Figure 2 (c and d) compare the images obtained with two different assumptions about the symmetry of the rocks. This area of offshore Vietnam is fairly complex structure, and so the ORT assumptions are being “pushed” (that is, I would not argue that these rocks are ORT). Dipping reflectors and dipping faults are clearly visible. Perhaps this explains why the deeper reflectors on the gather (2b) appear to have some remnant azimuthal time wobble present. Note especially the time wobble on the near offsets of the deep reflectors.

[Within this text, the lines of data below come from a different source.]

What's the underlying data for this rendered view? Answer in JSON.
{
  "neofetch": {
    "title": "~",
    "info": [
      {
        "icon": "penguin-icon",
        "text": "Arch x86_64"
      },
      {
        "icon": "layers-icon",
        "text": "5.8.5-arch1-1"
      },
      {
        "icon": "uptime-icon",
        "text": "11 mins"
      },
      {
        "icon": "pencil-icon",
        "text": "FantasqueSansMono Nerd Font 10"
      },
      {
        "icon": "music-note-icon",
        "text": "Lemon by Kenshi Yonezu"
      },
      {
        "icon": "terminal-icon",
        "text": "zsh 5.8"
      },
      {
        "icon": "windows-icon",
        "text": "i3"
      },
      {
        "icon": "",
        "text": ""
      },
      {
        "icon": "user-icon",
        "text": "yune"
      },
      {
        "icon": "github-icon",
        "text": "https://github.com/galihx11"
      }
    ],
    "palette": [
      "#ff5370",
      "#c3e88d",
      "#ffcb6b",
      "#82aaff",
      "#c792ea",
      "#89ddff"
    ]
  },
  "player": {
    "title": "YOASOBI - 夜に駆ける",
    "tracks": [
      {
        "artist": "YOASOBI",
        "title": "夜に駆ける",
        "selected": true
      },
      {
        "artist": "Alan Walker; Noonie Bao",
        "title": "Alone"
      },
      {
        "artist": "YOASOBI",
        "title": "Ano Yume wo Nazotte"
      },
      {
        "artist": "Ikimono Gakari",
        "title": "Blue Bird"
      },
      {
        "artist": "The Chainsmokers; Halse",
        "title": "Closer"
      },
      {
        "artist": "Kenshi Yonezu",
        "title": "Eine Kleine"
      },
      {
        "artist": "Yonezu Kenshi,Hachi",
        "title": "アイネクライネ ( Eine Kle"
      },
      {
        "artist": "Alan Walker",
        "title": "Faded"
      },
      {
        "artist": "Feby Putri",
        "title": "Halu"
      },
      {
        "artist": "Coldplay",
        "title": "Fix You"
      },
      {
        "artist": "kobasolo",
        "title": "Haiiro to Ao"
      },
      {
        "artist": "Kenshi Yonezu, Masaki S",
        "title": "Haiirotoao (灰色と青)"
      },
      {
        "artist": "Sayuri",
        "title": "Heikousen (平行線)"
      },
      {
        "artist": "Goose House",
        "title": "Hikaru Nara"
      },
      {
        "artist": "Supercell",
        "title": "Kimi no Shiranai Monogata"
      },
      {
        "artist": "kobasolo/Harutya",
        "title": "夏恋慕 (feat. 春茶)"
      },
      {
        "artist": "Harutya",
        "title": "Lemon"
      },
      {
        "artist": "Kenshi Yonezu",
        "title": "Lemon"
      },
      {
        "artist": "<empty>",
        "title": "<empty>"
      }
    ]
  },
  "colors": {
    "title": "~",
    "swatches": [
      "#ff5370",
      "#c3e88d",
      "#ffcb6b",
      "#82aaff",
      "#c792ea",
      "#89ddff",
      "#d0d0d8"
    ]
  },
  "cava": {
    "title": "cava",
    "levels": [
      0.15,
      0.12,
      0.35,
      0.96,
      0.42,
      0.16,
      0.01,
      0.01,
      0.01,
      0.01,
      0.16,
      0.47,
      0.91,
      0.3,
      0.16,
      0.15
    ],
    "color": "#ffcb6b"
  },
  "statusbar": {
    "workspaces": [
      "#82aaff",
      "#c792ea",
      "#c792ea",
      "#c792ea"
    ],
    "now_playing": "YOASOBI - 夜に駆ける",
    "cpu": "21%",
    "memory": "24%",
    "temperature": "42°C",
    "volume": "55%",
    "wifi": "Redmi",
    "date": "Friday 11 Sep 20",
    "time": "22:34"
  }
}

Possibly, further subsequent processing did remove those azimuthal travel time variations.
Risking arguments, I assert that for monoclinic and triclinic symmetries, we would do well to process P-P reflection data 0-360, and not 0-180. How can we know what is going on in the field data unless we look at it? My whole career has been one long series of arguments, starting in 1980 at Amoco, when I was asked to process two SH-SH reflection lines that tied at Devil’s Elbow, Pa. These two SH-SH reflection lines happened to lie in the principal planes of the anisotropy and exhibited a time-variant (dynamic) mis-tie at the tie point. This was the first published evidence of shear-wave splitting in oil company reflection seismic data. This field dataset sparked Rusty Alford’s ( of Amoco) interest in split shear waves, so he went to Dilley, Texas, and acquired 2-D four-component shear wave reflection profiles (SH and SV sources recorded by the inline and crossline horizontal geophones). The shear wave splitting contained in Alford’s data were published at the 1986 Society of Exploration Geophysicists’ Annual Meeting “Anisotropy” session; Alford was subsequently presented with the Kaufmann Gold Medal for his important contribution to the industry.

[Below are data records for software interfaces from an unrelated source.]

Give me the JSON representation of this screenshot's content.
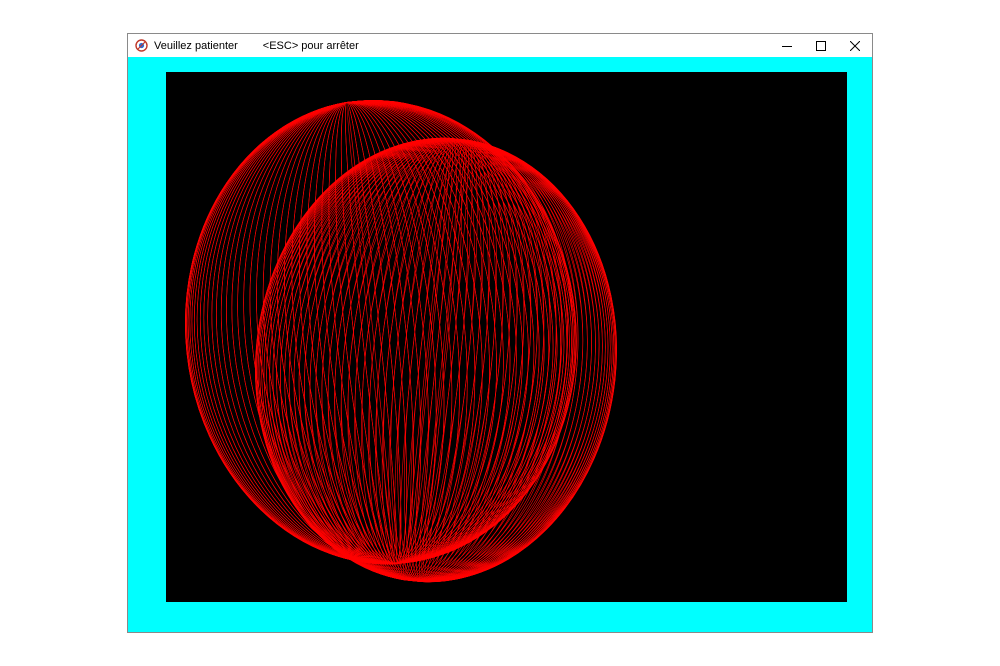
{
  "window": {
    "title": "Veuillez patienter",
    "hint": "<ESC> pour arrêter",
    "controls": {
      "minimize_icon": "minimize-icon",
      "maximize_icon": "maximize-icon",
      "close_icon": "close-icon"
    },
    "app_icon": "app-icon"
  },
  "colors": {
    "frame_background": "#00ffff",
    "canvas_background": "#000000",
    "drawing_color": "#ff0000",
    "titlebar_background": "#ffffff"
  }
}
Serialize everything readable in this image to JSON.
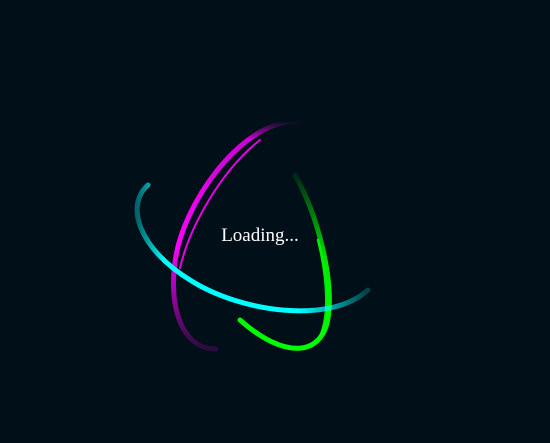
{
  "loader": {
    "text": "Loading...",
    "background_color": "#000f18",
    "text_color": "#ffffff",
    "ring_colors": {
      "magenta": "#ff00ff",
      "cyan": "#00ffff",
      "green": "#00ff00"
    }
  }
}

Rocks that are folded or curved can exhibit various regions of aligned fractures, curved layers being held in extension or in compression. A neutral plane can separate layers held in extension from layers held in compression. We often observe the azimuth of VINTfast to change by 90 degrees when comparing one layer held in extension to a (lower) layer held in compression, for example, as in a mild anticline. For a mild syncline, the upper layer is held in compression, but the lower layer is held in extension. In 1994, Bruno and Winterstein published an important study into the relationship of stress variations within folds (using shear-wave data and modeling).

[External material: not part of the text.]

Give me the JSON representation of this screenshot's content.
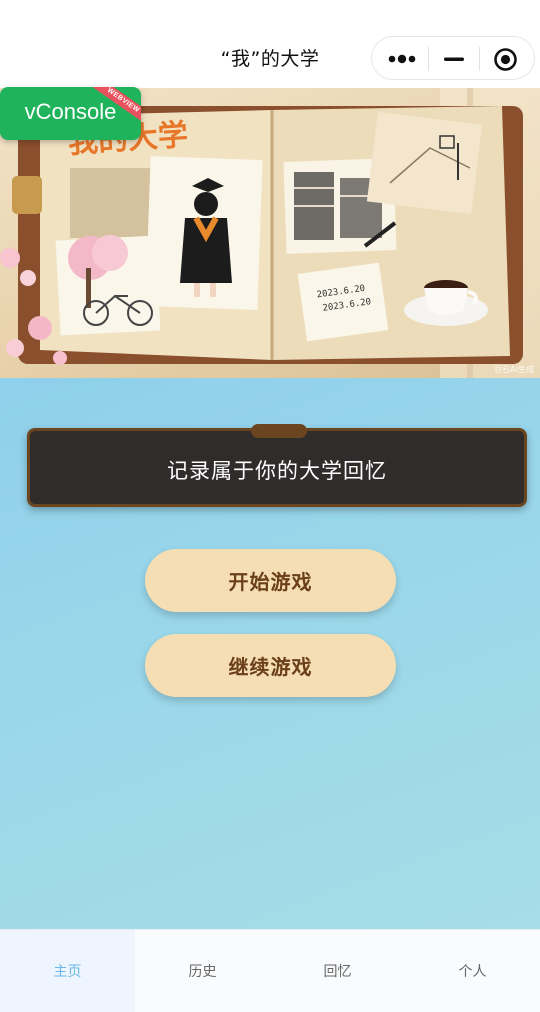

The internal structure of the rock, its fabric, can be studied by examining the anisotropy exhibited by the layer. Geophysicists routinely measure the interval velocity azimuthal anisotropy to compare to support data showing in situ stress (e.g. borehole breakout) and macrofractures; and the azimuthal amplitude anisotropy is compared to support data for macrofractures and in situ stress. To understand the AVO gradient change with azimuth (the industry standard), the azimuthal variation of the far offset amplitudes is quantified and mapped; as well as the azimuthal variation of the near offset amplitudes (see Lynn, SEG Expanded Abstracts, 2014, 2015, 2016). HTI amplitude modeling, through the CREWES website TI Explorer programs, is also employed to document “what we expect.” Azimuth-dependent prestack elastic inversions are also important for obtaining the azimuthal variation in P-impedance, S-impedance and density (third term). All these measurements are tied to the local calibration data to assure management that “our interpretation is consistent with all the observations.”